(DATA FOR ANALYSIS Opens)

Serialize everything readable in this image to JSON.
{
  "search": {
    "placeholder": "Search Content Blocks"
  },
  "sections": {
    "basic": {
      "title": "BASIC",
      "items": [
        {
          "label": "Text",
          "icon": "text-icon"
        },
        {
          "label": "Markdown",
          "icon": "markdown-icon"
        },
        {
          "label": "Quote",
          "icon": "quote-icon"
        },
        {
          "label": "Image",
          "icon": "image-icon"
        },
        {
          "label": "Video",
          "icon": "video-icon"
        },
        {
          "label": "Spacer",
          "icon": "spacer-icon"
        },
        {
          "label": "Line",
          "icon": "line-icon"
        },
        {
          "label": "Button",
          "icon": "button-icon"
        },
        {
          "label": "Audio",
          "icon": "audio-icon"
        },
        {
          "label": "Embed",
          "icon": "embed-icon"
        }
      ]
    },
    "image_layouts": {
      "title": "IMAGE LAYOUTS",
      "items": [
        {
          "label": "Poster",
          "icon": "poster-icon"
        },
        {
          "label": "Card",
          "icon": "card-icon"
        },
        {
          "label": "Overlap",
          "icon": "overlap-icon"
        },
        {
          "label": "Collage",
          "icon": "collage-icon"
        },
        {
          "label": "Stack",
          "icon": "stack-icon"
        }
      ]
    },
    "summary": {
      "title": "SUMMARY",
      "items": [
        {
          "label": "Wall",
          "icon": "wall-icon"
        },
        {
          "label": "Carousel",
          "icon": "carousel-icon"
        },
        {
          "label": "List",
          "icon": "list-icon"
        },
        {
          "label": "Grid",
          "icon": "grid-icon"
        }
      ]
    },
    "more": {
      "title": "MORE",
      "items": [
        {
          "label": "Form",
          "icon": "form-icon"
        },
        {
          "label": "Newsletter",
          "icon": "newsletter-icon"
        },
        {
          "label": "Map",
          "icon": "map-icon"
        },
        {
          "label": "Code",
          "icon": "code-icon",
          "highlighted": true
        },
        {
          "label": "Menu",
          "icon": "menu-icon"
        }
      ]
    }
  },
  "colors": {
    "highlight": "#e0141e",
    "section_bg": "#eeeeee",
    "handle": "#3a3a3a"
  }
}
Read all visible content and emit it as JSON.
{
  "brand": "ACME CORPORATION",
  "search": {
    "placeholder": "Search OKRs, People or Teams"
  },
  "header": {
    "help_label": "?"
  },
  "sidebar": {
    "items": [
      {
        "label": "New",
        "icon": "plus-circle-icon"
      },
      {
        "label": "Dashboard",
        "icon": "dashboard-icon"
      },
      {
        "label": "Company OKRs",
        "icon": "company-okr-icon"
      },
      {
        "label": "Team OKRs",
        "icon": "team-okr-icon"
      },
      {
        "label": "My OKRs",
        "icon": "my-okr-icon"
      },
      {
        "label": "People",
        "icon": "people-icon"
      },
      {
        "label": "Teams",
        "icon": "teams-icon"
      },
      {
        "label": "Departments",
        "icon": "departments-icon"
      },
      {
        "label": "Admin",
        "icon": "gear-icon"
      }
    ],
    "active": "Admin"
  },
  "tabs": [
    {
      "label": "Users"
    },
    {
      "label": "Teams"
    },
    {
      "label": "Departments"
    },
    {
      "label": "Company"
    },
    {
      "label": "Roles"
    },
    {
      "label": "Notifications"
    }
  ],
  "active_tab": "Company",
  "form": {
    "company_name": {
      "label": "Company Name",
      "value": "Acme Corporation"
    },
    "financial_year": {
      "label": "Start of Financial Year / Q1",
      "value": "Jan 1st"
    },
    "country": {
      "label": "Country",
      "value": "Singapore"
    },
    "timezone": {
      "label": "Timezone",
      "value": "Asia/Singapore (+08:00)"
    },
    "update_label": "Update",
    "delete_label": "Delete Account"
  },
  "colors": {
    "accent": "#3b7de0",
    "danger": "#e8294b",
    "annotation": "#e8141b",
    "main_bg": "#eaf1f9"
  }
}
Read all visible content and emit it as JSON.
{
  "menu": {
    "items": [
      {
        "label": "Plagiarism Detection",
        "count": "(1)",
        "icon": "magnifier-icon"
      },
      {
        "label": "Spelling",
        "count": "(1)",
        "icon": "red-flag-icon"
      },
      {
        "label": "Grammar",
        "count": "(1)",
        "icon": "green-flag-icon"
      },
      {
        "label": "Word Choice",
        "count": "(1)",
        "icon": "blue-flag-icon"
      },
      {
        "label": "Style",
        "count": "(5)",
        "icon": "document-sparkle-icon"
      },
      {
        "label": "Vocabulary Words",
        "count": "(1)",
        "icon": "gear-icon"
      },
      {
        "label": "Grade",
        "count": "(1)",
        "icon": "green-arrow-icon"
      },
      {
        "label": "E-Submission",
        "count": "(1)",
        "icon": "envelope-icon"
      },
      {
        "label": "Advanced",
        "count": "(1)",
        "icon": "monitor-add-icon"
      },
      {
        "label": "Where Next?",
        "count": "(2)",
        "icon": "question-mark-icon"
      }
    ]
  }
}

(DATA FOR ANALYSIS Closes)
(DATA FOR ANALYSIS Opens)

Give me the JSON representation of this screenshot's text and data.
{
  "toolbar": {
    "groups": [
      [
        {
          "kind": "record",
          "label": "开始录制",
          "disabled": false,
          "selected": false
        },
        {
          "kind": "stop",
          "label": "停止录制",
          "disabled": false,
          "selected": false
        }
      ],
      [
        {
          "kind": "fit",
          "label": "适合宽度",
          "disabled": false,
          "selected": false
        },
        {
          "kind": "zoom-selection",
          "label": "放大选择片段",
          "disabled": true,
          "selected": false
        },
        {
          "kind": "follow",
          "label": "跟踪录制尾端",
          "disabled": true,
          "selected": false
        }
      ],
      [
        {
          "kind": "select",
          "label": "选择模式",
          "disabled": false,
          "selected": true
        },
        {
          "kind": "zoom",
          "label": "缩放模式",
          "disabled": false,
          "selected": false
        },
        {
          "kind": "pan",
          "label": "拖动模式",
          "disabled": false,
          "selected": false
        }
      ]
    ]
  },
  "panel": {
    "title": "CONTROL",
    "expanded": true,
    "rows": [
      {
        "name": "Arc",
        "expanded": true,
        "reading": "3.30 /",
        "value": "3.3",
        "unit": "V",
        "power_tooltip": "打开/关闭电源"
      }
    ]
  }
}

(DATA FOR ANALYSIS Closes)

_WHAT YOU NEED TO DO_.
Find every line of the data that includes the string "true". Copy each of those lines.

_THE ANSWER_.
          "highlighted": true
          "disabled": true,
          "disabled": true,
          "selected": true
    "expanded": true,
        "expanded": true,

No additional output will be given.